§ AIM OF THE TASK: Every line in the entries where "Video" is found should be copied.

§ DATA SHOWN:
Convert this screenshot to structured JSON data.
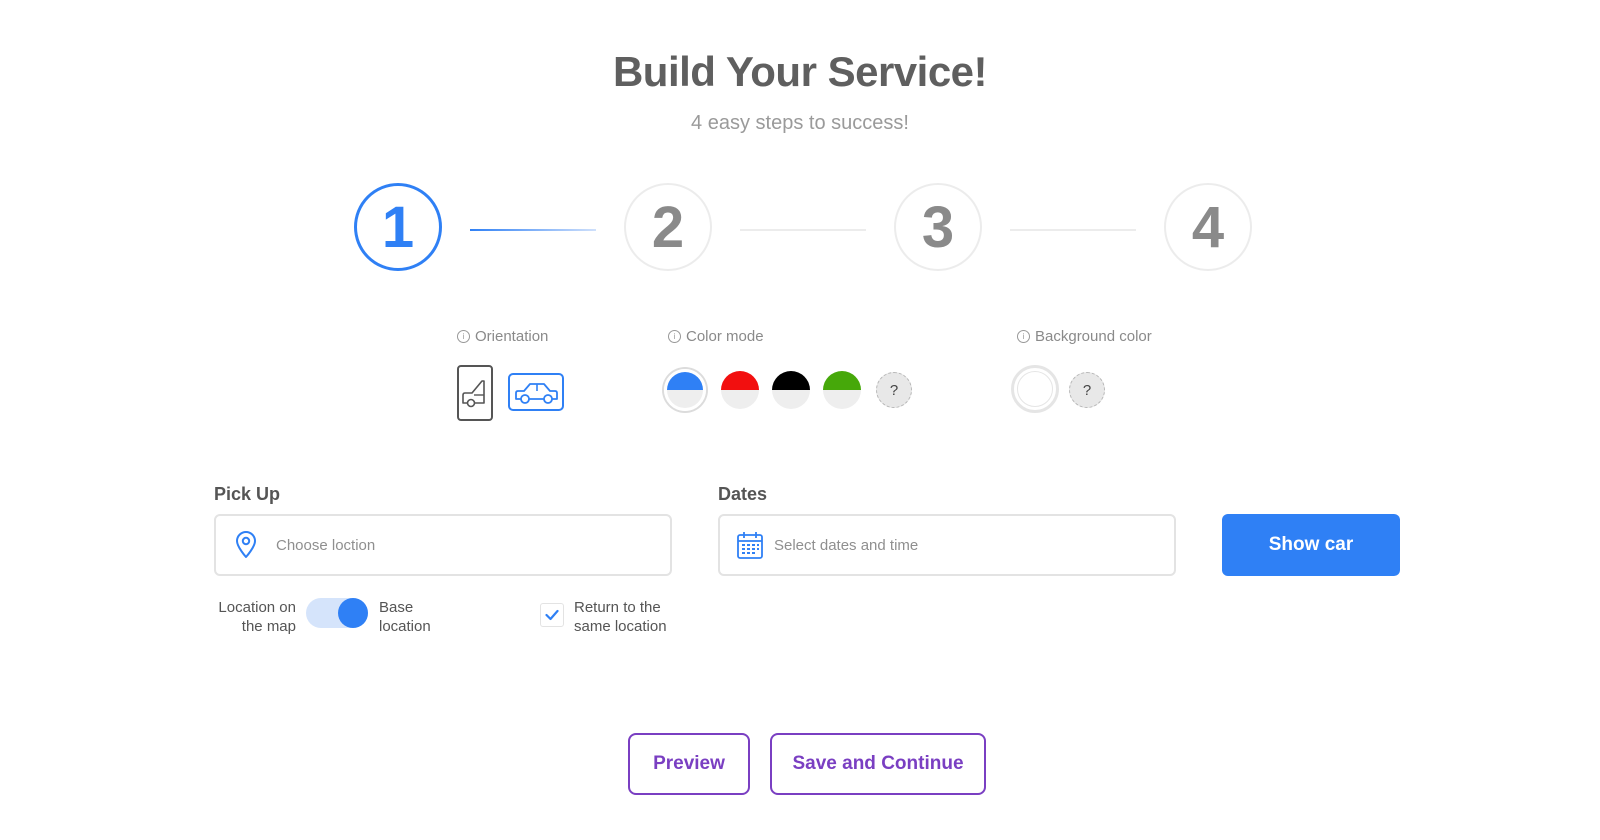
{
  "header": {
    "title": "Build Your Service!",
    "subtitle": "4 easy steps to success!"
  },
  "stepper": {
    "steps": [
      "1",
      "2",
      "3",
      "4"
    ],
    "active_step": 1
  },
  "options": {
    "orientation_label": "Orientation",
    "color_mode_label": "Color mode",
    "background_color_label": "Background color",
    "info_icon": "ⓘ",
    "color_swatches": [
      "#2f80f5",
      "#f20f0f",
      "#000000",
      "#46a80a"
    ],
    "question_mark": "?"
  },
  "form": {
    "pickup_label": "Pick Up",
    "pickup_placeholder": "Choose loction",
    "dates_label": "Dates",
    "dates_placeholder": "Select dates and time",
    "show_car_label": "Show car",
    "toggle_left_label_line1": "Location on",
    "toggle_left_label_line2": "the map",
    "toggle_right_label_line1": "Base",
    "toggle_right_label_line2": "location",
    "return_label_line1": "Return to the",
    "return_label_line2": "same location"
  },
  "footer": {
    "preview_label": "Preview",
    "save_label": "Save and Continue"
  },
  "colors": {
    "accent": "#2f80f5",
    "purple": "#7a3fc2"
  }
}
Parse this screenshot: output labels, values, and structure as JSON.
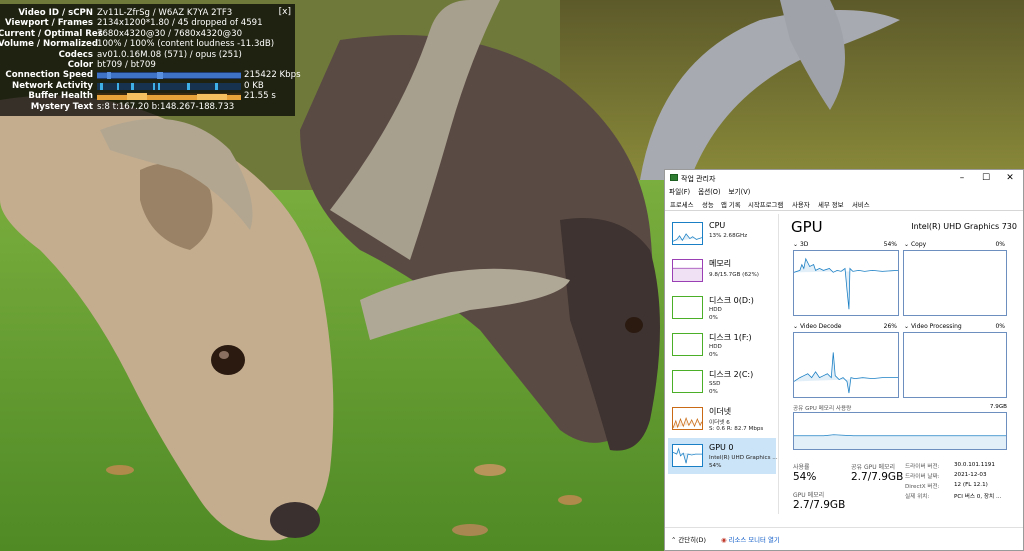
{
  "stats_for_nerds": {
    "close_label": "[x]",
    "rows": [
      {
        "label": "Video ID / sCPN",
        "value": "Zv11L-ZfrSg / W6AZ K7YA 2TF3"
      },
      {
        "label": "Viewport / Frames",
        "value": "2134x1200*1.80 / 45 dropped of 4591"
      },
      {
        "label": "Current / Optimal Res",
        "value": "7680x4320@30 / 7680x4320@30"
      },
      {
        "label": "Volume / Normalized",
        "value": "100% / 100% (content loudness -11.3dB)"
      },
      {
        "label": "Codecs",
        "value": "av01.0.16M.08 (571) / opus (251)"
      },
      {
        "label": "Color",
        "value": "bt709 / bt709"
      },
      {
        "label": "Connection Speed",
        "value": "215422 Kbps"
      },
      {
        "label": "Network Activity",
        "value": "0 KB"
      },
      {
        "label": "Buffer Health",
        "value": "21.55 s"
      },
      {
        "label": "Mystery Text",
        "value": "s:8 t:167.20 b:148.267-188.733"
      }
    ]
  },
  "task_manager": {
    "title": "작업 관리자",
    "menu": [
      "파일(F)",
      "옵션(O)",
      "보기(V)"
    ],
    "tabs": [
      "프로세스",
      "성능",
      "앱 기록",
      "시작프로그램",
      "사용자",
      "세부 정보",
      "서비스"
    ],
    "sidebar": [
      {
        "name": "CPU",
        "sub1": "13% 2.68GHz",
        "sub2": "",
        "color": "#1a7fc4"
      },
      {
        "name": "메모리",
        "sub1": "9.8/15.7GB (62%)",
        "sub2": "",
        "color": "#9b3fb5"
      },
      {
        "name": "디스크 0(D:)",
        "sub1": "HDD",
        "sub2": "0%",
        "color": "#4caf28"
      },
      {
        "name": "디스크 1(F:)",
        "sub1": "HDD",
        "sub2": "0%",
        "color": "#4caf28"
      },
      {
        "name": "디스크 2(C:)",
        "sub1": "SSD",
        "sub2": "0%",
        "color": "#4caf28"
      },
      {
        "name": "이더넷",
        "sub1": "이더넷 6",
        "sub2": "S: 0.6  R: 82.7 Mbps",
        "color": "#c96b16"
      },
      {
        "name": "GPU 0",
        "sub1": "Intel(R) UHD Graphics ...",
        "sub2": "54%",
        "color": "#1a7fc4"
      }
    ],
    "gpu": {
      "title": "GPU",
      "name": "Intel(R) UHD Graphics 730",
      "engines": [
        {
          "label": "3D",
          "pct": "54%"
        },
        {
          "label": "Copy",
          "pct": "0%"
        },
        {
          "label": "Video Decode",
          "pct": "26%"
        },
        {
          "label": "Video Processing",
          "pct": "0%"
        }
      ],
      "shared_mem_label": "공유 GPU 메모리 사용량",
      "shared_mem_max": "7.9GB",
      "utilization_label": "사용률",
      "utilization": "54%",
      "shared_mem_stat_label": "공유 GPU 메모리",
      "shared_mem_stat": "2.7/7.9GB",
      "gpu_mem_label": "GPU 메모리",
      "gpu_mem": "2.7/7.9GB",
      "info": [
        {
          "k": "드라이버 버전:",
          "v": "30.0.101.1191"
        },
        {
          "k": "드라이버 날짜:",
          "v": "2021-12-03"
        },
        {
          "k": "DirectX 버전:",
          "v": "12 (FL 12.1)"
        },
        {
          "k": "실제 위치:",
          "v": "PCI 버스 0, 장치 ..."
        }
      ]
    },
    "footer": {
      "fewer": "간단히(D)",
      "monitor": "리소스 모니터 열기"
    }
  },
  "colors": {
    "accent": "#1a7fc4",
    "graph_border": "#6c8fc0"
  }
}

§ SOLUTION FOR THIS TASK:
        "label": "Video ID / sCPN",
          "label": "Video Decode",
          "label": "Video Processing",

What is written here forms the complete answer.